[Web page and app entries]
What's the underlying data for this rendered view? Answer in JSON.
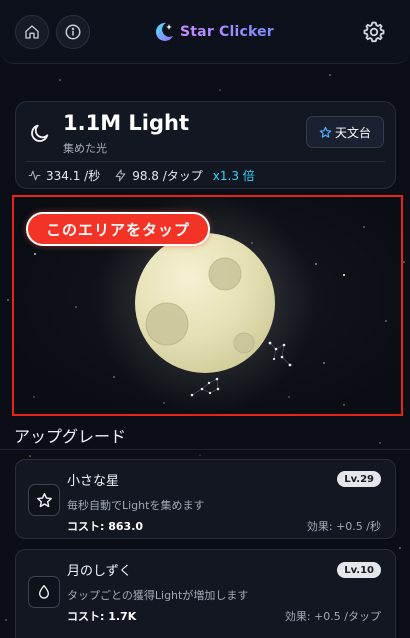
{
  "header": {
    "app_name": "Star Clicker",
    "home_icon": "home-icon",
    "info_icon": "info-icon",
    "settings_icon": "gear-icon"
  },
  "light": {
    "value": "1.1M Light",
    "caption": "集めた光",
    "observatory_label": "天文台",
    "per_second": "334.1 /秒",
    "per_tap": "98.8 /タップ",
    "multiplier": "x1.3 倍"
  },
  "tap_area": {
    "label": "このエリアをタップ"
  },
  "upgrades": {
    "title": "アップグレード",
    "items": [
      {
        "name": "小さな星",
        "level": "Lv.29",
        "description": "毎秒自動でLightを集めます",
        "cost": "コスト: 863.0",
        "effect": "効果: +0.5 /秒",
        "icon": "star-icon"
      },
      {
        "name": "月のしずく",
        "level": "Lv.10",
        "description": "タップごとの獲得Lightが増加します",
        "cost": "コスト: 1.7K",
        "effect": "効果: +0.5 /タップ",
        "icon": "drop-icon"
      }
    ]
  },
  "colors": {
    "background": "#0b0e16",
    "accent": "#31d3ff",
    "tap_label": "#f23325",
    "highlight_border": "#e8231a"
  }
}
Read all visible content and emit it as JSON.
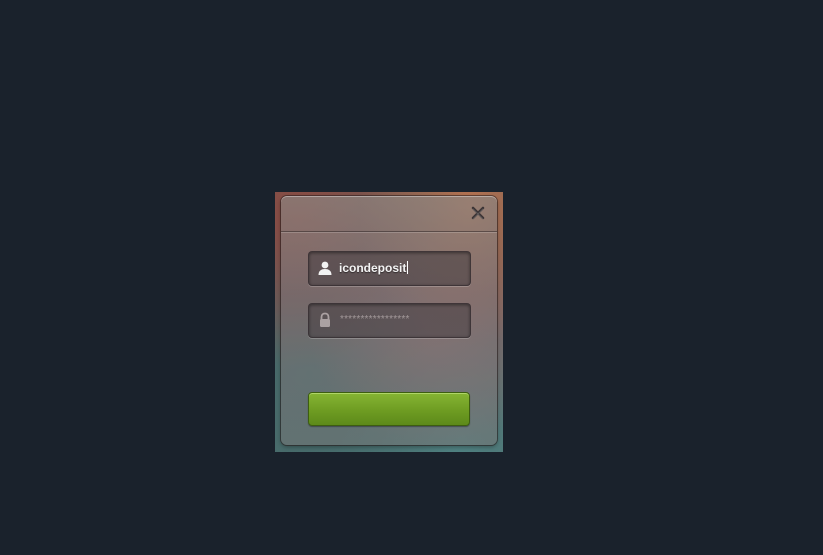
{
  "login_card": {
    "close_icon": "close-icon",
    "username": {
      "icon": "user-icon",
      "value": "icondeposit"
    },
    "password": {
      "icon": "lock-icon",
      "masked_value": "*****************"
    },
    "submit": {
      "label": "",
      "color": "#75a327"
    }
  }
}
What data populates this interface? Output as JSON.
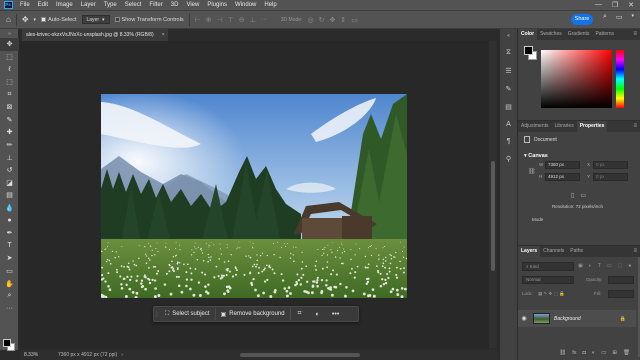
{
  "menubar": {
    "logo": "Ps",
    "items": [
      "File",
      "Edit",
      "Image",
      "Layer",
      "Type",
      "Select",
      "Filter",
      "3D",
      "View",
      "Plugins",
      "Window",
      "Help"
    ],
    "controls": [
      "—",
      "❐",
      "✕"
    ]
  },
  "options": {
    "auto_select_label": "Auto-Select",
    "layer_select": "Layer",
    "transform_label": "Show Transform Controls",
    "mode_3d_label": "3D Mode:",
    "share_label": "Share"
  },
  "document": {
    "tab_title": "ales-krivec-okzxVsJNxXc-unsplash.jpg @ 8.33% (RGB/8)",
    "zoom": "8.33%",
    "dims": "7360 px x 4912 px (72 ppi)"
  },
  "taskbar": {
    "select_subject": "Select subject",
    "remove_background": "Remove background",
    "more": "•••"
  },
  "panels": {
    "color_tabs": [
      "Color",
      "Swatches",
      "Gradients",
      "Patterns"
    ],
    "prop_tabs": [
      "Adjustments",
      "Libraries",
      "Properties"
    ],
    "document_label": "Document",
    "canvas_label": "Canvas",
    "w_label": "W",
    "w_value": "7360 px",
    "h_label": "H",
    "h_value": "4912 px",
    "x_label": "X",
    "x_value": "0 px",
    "y_label": "Y",
    "y_value": "0 px",
    "resolution": "Resolution: 72 pixels/inch",
    "mode": "Mode",
    "layer_tabs": [
      "Layers",
      "Channels",
      "Paths"
    ],
    "kind_placeholder": "Kind",
    "blend_mode": "Normal",
    "opacity_label": "Opacity:",
    "lock_label": "Lock:",
    "fill_label": "Fill:",
    "layer_name": "Background"
  },
  "colors": {
    "accent": "#1473e6",
    "foreground": "#000000",
    "background": "#ffffff"
  }
}
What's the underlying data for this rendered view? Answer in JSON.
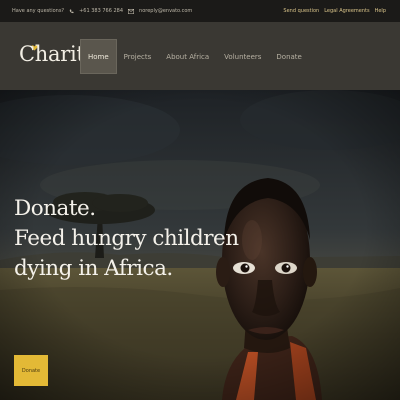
{
  "topbar": {
    "question": "Have any questions?",
    "phone": "+61 383 766 284",
    "email": "noreply@envato.com",
    "links": [
      "Send question",
      "Legal Agreements",
      "Help"
    ]
  },
  "header": {
    "logo": "Charity",
    "nav": [
      {
        "label": "Home",
        "active": true
      },
      {
        "label": "Projects",
        "active": false
      },
      {
        "label": "About Africa",
        "active": false
      },
      {
        "label": "Volunteers",
        "active": false
      },
      {
        "label": "Donate",
        "active": false
      }
    ]
  },
  "hero": {
    "lines": [
      "Donate.",
      "Feed hungry children",
      "dying in Africa."
    ],
    "button_label": "Donate"
  },
  "colors": {
    "accent": "#e3b936",
    "header_bg": "#3a3833",
    "topbar_bg": "#1b1a18"
  },
  "icons": [
    "phone-icon",
    "mail-icon",
    "heart-icon"
  ]
}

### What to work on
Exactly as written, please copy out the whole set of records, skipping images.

### Solution below
What's the underlying data for this rendered view? Answer in JSON.
{
  "header": {
    "app_name": "Star Clicker",
    "home_icon": "home-icon",
    "info_icon": "info-icon",
    "settings_icon": "gear-icon"
  },
  "light": {
    "value": "1.1M Light",
    "caption": "集めた光",
    "observatory_label": "天文台",
    "per_second": "334.1 /秒",
    "per_tap": "98.8 /タップ",
    "multiplier": "x1.3 倍"
  },
  "tap_area": {
    "label": "このエリアをタップ"
  },
  "upgrades": {
    "title": "アップグレード",
    "items": [
      {
        "name": "小さな星",
        "level": "Lv.29",
        "description": "毎秒自動でLightを集めます",
        "cost": "コスト: 863.0",
        "effect": "効果: +0.5 /秒",
        "icon": "star-icon"
      },
      {
        "name": "月のしずく",
        "level": "Lv.10",
        "description": "タップごとの獲得Lightが増加します",
        "cost": "コスト: 1.7K",
        "effect": "効果: +0.5 /タップ",
        "icon": "drop-icon"
      }
    ]
  },
  "colors": {
    "background": "#0b0e16",
    "accent": "#31d3ff",
    "tap_label": "#f23325",
    "highlight_border": "#e8231a"
  }
}
Read all visible content and emit it as JSON.
{
  "login_card": {
    "close_icon": "close-icon",
    "username": {
      "icon": "user-icon",
      "value": "icondeposit"
    },
    "password": {
      "icon": "lock-icon",
      "masked_value": "*****************"
    },
    "submit": {
      "label": "",
      "color": "#75a327"
    }
  }
}
What data populates this interface? Output as JSON.
{
  "menubar": {
    "logo": "Ps",
    "items": [
      "File",
      "Edit",
      "Image",
      "Layer",
      "Type",
      "Select",
      "Filter",
      "3D",
      "View",
      "Plugins",
      "Window",
      "Help"
    ],
    "controls": [
      "—",
      "❐",
      "✕"
    ]
  },
  "options": {
    "auto_select_label": "Auto-Select",
    "layer_select": "Layer",
    "transform_label": "Show Transform Controls",
    "mode_3d_label": "3D Mode:",
    "share_label": "Share"
  },
  "document": {
    "tab_title": "ales-krivec-okzxVsJNxXc-unsplash.jpg @ 8.33% (RGB/8)",
    "zoom": "8.33%",
    "dims": "7360 px x 4912 px (72 ppi)"
  },
  "taskbar": {
    "select_subject": "Select subject",
    "remove_background": "Remove background",
    "more": "•••"
  },
  "panels": {
    "color_tabs": [
      "Color",
      "Swatches",
      "Gradients",
      "Patterns"
    ],
    "prop_tabs": [
      "Adjustments",
      "Libraries",
      "Properties"
    ],
    "document_label": "Document",
    "canvas_label": "Canvas",
    "w_label": "W",
    "w_value": "7360 px",
    "h_label": "H",
    "h_value": "4912 px",
    "x_label": "X",
    "x_value": "0 px",
    "y_label": "Y",
    "y_value": "0 px",
    "resolution": "Resolution: 72 pixels/inch",
    "mode": "Mode",
    "layer_tabs": [
      "Layers",
      "Channels",
      "Paths"
    ],
    "kind_placeholder": "Kind",
    "blend_mode": "Normal",
    "opacity_label": "Opacity:",
    "lock_label": "Lock:",
    "fill_label": "Fill:",
    "layer_name": "Background"
  },
  "colors": {
    "accent": "#1473e6",
    "foreground": "#000000",
    "background": "#ffffff"
  }
}
What's the underlying data for this rendered view? Answer in JSON.
{
  "topbar": {
    "question": "Have any questions?",
    "phone": "+61 383 766 284",
    "email": "noreply@envato.com",
    "links": [
      "Send question",
      "Legal Agreements",
      "Help"
    ]
  },
  "header": {
    "logo": "Charity",
    "nav": [
      {
        "label": "Home",
        "active": true
      },
      {
        "label": "Projects",
        "active": false
      },
      {
        "label": "About Africa",
        "active": false
      },
      {
        "label": "Volunteers",
        "active": false
      },
      {
        "label": "Donate",
        "active": false
      }
    ]
  },
  "hero": {
    "lines": [
      "Donate.",
      "Feed hungry children",
      "dying in Africa."
    ],
    "button_label": "Donate"
  },
  "colors": {
    "accent": "#e3b936",
    "header_bg": "#3a3833",
    "topbar_bg": "#1b1a18"
  },
  "icons": [
    "phone-icon",
    "mail-icon",
    "heart-icon"
  ]
}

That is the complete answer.